We at Unemployed Net have developed our ideas with the belief that unemployed and economically inactive people are usually well-placed to understand our own needs, and that, with low confidence such a difficult challenge of being jobless, letting us set our own job search conditions, training and support needs where possible helps us stay motivated and get work. We also believe that too much of the way we are treated is based on prejudice and misinformation; people have been told that we are lazy or disinterested by media and politicians so often that they believe it, and make judgements based on this.
Unemployed Net’s Charter has made a number of commitments in this area:
-          We understand that it is right that those who receive work-related benefits should engage with services both to show that they are active in their search for work, and to help with that search. Benefits bring responsibilities as well as rights and an organisation that wants to represent benefit recipients needs to recognise this
-          The Government to recognise and take account of the needs of unemployed people as a special interest group, considering the impact of all policies on them. The impact of policies on women is considered in this way
-          Benefits to be provided flexibly, including Jobseeker’s Allowance, Income Support and Incapacity Benefit/Employment Support Allowance, allowing recipients to move on and off them in short time and without losing entitlements. It should be recognised that a job seeker or other benefit recipient who volunteers to move off benefits is fully engaged in looking for work, and this should be helped not hindered. Temporary jobs can become permanent in the right circumstances and help develop skills and CVs, and moves to take them up should be supported by government. Many of those receiving Incapacity Benefit/Employment Support Allowance have conditions which vary in seriousness, being able to work at some times but not at others. Those who volunteer to enter work should be supported, and any obstacles to regaining benefits taken away 
-          The Work Programme to be voluntary, replaceable with self-directed job search unless there is clear evidence that the job seeker has avoided work. The mandatory Work Programme feeds the characterisation of unemployed people as ‘workshy’ and needing to be forced to undertake activity, and in an economy in which there are too few jobs for all unemployed people it is unlikely to be able to support the majority of participants in to work, meaning mandatory attendance is likely to be pointless for many
-          The government to recognise benefit receipt as a protected characteristic, like religion, race and age. This is an appropriate response to the negative media coverage received and negative policies enacted on benefit recipients, and would immediately end some of the most glaring iniquities faced, including access to housing 

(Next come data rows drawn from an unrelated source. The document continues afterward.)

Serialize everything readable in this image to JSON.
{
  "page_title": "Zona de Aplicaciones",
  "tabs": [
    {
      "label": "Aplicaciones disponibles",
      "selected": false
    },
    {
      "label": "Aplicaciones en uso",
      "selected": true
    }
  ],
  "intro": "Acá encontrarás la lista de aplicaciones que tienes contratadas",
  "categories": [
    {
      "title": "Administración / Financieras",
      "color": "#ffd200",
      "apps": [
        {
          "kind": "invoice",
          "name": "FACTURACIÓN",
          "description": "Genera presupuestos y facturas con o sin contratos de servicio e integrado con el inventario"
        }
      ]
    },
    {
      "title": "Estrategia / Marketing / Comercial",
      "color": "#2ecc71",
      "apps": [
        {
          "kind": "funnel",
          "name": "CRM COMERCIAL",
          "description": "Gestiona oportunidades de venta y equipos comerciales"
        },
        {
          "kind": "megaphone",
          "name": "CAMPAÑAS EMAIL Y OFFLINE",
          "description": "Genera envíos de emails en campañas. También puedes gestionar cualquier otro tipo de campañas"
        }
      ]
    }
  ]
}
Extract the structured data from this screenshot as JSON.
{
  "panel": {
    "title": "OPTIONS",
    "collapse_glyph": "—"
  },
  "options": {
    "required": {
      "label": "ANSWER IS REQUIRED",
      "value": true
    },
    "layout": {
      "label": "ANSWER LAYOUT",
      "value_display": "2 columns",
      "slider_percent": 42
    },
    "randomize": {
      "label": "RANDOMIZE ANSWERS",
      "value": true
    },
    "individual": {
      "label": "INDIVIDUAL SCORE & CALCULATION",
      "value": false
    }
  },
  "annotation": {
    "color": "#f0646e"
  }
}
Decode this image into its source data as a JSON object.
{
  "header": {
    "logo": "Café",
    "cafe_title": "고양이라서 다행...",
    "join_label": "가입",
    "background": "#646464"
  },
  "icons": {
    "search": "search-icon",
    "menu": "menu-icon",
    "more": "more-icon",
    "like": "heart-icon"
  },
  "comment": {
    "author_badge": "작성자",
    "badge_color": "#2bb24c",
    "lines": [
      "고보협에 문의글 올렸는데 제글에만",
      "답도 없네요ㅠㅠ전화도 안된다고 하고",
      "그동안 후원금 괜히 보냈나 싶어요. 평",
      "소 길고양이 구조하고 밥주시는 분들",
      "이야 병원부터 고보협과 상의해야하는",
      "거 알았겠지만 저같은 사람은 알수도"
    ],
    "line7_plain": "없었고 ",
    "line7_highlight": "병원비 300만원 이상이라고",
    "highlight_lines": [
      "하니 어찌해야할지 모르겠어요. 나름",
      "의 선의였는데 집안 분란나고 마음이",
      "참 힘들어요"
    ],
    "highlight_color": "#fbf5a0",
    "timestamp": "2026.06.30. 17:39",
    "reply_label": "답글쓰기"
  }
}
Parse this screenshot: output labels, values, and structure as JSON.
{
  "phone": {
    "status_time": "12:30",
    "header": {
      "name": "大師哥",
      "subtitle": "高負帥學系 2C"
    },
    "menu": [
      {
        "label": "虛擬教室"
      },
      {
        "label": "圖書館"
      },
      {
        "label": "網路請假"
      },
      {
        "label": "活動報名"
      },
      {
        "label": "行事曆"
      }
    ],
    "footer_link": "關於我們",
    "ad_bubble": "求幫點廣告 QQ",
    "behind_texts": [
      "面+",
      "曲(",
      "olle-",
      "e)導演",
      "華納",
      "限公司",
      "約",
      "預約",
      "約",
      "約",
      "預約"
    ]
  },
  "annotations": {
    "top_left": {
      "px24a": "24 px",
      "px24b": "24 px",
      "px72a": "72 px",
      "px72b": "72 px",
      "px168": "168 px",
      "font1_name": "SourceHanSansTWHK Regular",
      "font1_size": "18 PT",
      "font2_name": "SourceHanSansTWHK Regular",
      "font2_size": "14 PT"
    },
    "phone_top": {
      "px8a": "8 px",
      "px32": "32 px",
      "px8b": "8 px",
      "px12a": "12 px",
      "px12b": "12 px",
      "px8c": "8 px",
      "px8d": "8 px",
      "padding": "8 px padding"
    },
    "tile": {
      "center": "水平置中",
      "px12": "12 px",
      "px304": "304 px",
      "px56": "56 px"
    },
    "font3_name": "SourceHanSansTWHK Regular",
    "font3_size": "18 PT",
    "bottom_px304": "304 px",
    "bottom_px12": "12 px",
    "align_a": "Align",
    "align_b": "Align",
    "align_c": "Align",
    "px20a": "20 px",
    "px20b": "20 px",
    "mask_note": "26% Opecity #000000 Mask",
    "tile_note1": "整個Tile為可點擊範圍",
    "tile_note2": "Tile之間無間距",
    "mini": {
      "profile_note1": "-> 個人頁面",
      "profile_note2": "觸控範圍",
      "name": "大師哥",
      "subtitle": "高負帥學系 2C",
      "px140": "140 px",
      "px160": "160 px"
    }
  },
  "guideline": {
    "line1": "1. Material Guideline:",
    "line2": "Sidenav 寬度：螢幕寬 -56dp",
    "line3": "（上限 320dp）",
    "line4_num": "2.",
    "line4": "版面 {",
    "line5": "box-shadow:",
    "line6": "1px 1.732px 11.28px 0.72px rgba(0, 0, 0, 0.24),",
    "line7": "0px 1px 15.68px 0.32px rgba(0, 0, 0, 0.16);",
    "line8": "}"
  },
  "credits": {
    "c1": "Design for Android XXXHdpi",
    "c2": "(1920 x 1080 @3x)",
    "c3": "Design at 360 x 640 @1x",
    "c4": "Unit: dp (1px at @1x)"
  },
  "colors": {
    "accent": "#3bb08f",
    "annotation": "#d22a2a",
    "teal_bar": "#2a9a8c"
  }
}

Are we right to suggest these commitments? We have tried to balance the rights and responsibilities and would like you to think of both of these parts. We want to represent unemployed and economically inactive people as well as those with an interest in this area and want your views on these issues.
Unemployed Net’s users are invited to comment below, and, once we have received a reasonable number, we will put a report together representing the majority views and significant minority views. This will be sent to the government, Work Programme prime contractors, Jobcentre Plus offices and others with a role in developing policy and delivering programmes for unemployed and economically inactive people, and we will report back on progress.
Please comment using the form below – we look forward to representing you and trying to change the world around us for the better.